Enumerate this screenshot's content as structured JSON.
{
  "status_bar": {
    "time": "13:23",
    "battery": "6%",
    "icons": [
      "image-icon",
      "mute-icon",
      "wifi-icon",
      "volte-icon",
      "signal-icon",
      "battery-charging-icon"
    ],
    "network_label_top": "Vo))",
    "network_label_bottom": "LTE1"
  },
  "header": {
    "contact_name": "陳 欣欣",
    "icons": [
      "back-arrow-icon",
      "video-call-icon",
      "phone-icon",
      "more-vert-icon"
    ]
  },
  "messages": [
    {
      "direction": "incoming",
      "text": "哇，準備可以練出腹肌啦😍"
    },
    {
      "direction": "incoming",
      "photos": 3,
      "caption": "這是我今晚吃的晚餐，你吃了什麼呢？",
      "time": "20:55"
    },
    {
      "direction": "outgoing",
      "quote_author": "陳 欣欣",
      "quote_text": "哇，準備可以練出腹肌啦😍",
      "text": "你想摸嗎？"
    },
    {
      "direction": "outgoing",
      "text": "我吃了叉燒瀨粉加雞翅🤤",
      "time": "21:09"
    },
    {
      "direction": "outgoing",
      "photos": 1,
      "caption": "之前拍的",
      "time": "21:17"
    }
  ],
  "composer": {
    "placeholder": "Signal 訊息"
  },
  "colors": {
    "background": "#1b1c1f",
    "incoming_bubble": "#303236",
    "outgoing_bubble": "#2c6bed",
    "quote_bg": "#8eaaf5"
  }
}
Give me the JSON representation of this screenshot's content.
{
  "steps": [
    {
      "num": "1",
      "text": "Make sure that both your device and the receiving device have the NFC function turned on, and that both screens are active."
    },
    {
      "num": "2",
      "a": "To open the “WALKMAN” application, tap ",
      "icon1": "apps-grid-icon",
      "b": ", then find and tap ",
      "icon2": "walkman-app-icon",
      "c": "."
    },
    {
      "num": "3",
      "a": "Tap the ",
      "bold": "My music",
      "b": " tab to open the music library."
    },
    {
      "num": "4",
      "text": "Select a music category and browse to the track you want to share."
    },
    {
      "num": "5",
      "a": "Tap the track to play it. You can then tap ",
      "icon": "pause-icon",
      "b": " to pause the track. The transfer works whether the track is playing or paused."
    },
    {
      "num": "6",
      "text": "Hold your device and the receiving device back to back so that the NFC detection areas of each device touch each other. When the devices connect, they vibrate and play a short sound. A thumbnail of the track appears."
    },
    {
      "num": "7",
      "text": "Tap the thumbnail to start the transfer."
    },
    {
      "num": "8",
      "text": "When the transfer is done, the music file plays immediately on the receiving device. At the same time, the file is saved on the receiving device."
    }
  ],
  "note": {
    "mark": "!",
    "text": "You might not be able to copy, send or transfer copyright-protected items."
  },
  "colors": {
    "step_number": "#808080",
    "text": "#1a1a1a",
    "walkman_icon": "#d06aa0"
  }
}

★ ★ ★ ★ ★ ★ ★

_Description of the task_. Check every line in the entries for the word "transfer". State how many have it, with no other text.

_Task solution_. 4